BEGIN TASK DATA

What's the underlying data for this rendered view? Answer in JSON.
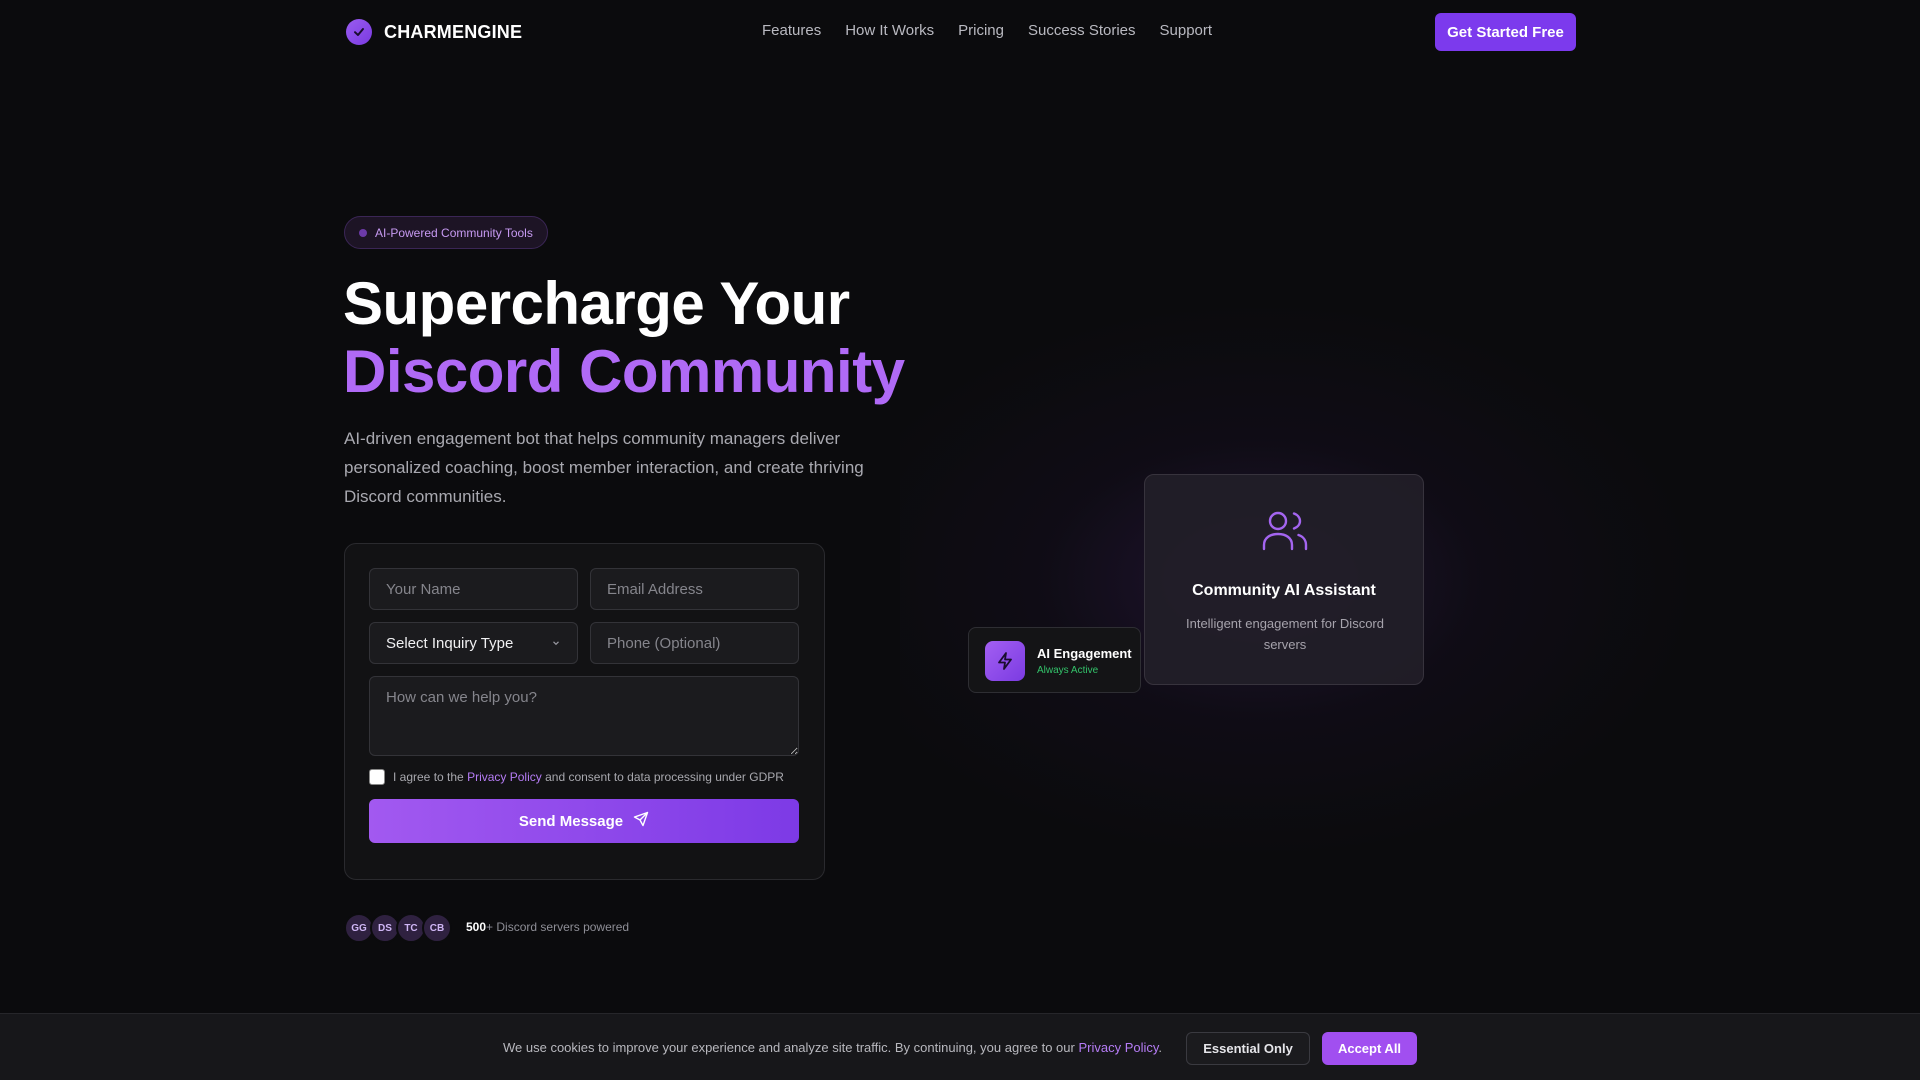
{
  "brand": {
    "name": "CHARMENGINE",
    "icon": "check-circle-icon"
  },
  "nav": {
    "links": [
      "Features",
      "How It Works",
      "Pricing",
      "Success Stories",
      "Support"
    ],
    "cta_label": "Get Started Free"
  },
  "hero": {
    "badge": "AI-Powered Community Tools",
    "title_line1": "Supercharge Your",
    "title_line2": "Discord Community",
    "description": "AI-driven engagement bot that helps community managers deliver personalized coaching, boost member interaction, and create thriving Discord communities."
  },
  "form": {
    "name_placeholder": "Your Name",
    "email_placeholder": "Email Address",
    "inquiry_selected": "Select Inquiry Type",
    "phone_placeholder": "Phone (Optional)",
    "message_placeholder": "How can we help you?",
    "consent_prefix": "I agree to the",
    "consent_link": "Privacy Policy",
    "consent_suffix": "and consent to data processing under GDPR",
    "consent_checked": false,
    "submit_label": "Send Message"
  },
  "social_proof": {
    "avatars": [
      "GG",
      "DS",
      "TC",
      "CB"
    ],
    "count": "500",
    "count_suffix": "+",
    "text": "Discord servers powered"
  },
  "assistant_card": {
    "icon": "users-icon",
    "title": "Community AI Assistant",
    "subtitle": "Intelligent engagement for Discord servers"
  },
  "engagement_card": {
    "icon": "lightning-icon",
    "title": "AI Engagement",
    "status": "Always Active"
  },
  "cookie": {
    "text": "We use cookies to improve your experience and analyze site traffic. By continuing, you agree to our",
    "link": "Privacy Policy",
    "link_suffix": ".",
    "essential_label": "Essential Only",
    "accept_label": "Accept All"
  },
  "colors": {
    "accent": "#7c3aed",
    "accent_light": "#b06af6",
    "status_green": "#33c36a",
    "background": "#0b0b0d"
  }
}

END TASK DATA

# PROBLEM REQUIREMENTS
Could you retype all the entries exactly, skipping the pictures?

# ANSWER BELOW
What's the underlying data for this rendered view? Answer in JSON.
{
  "brand": {
    "name": "CHARMENGINE",
    "icon": "check-circle-icon"
  },
  "nav": {
    "links": [
      "Features",
      "How It Works",
      "Pricing",
      "Success Stories",
      "Support"
    ],
    "cta_label": "Get Started Free"
  },
  "hero": {
    "badge": "AI-Powered Community Tools",
    "title_line1": "Supercharge Your",
    "title_line2": "Discord Community",
    "description": "AI-driven engagement bot that helps community managers deliver personalized coaching, boost member interaction, and create thriving Discord communities."
  },
  "form": {
    "name_placeholder": "Your Name",
    "email_placeholder": "Email Address",
    "inquiry_selected": "Select Inquiry Type",
    "phone_placeholder": "Phone (Optional)",
    "message_placeholder": "How can we help you?",
    "consent_prefix": "I agree to the",
    "consent_link": "Privacy Policy",
    "consent_suffix": "and consent to data processing under GDPR",
    "consent_checked": false,
    "submit_label": "Send Message"
  },
  "social_proof": {
    "avatars": [
      "GG",
      "DS",
      "TC",
      "CB"
    ],
    "count": "500",
    "count_suffix": "+",
    "text": "Discord servers powered"
  },
  "assistant_card": {
    "icon": "users-icon",
    "title": "Community AI Assistant",
    "subtitle": "Intelligent engagement for Discord servers"
  },
  "engagement_card": {
    "icon": "lightning-icon",
    "title": "AI Engagement",
    "status": "Always Active"
  },
  "cookie": {
    "text": "We use cookies to improve your experience and analyze site traffic. By continuing, you agree to our",
    "link": "Privacy Policy",
    "link_suffix": ".",
    "essential_label": "Essential Only",
    "accept_label": "Accept All"
  },
  "colors": {
    "accent": "#7c3aed",
    "accent_light": "#b06af6",
    "status_green": "#33c36a",
    "background": "#0b0b0d"
  }
}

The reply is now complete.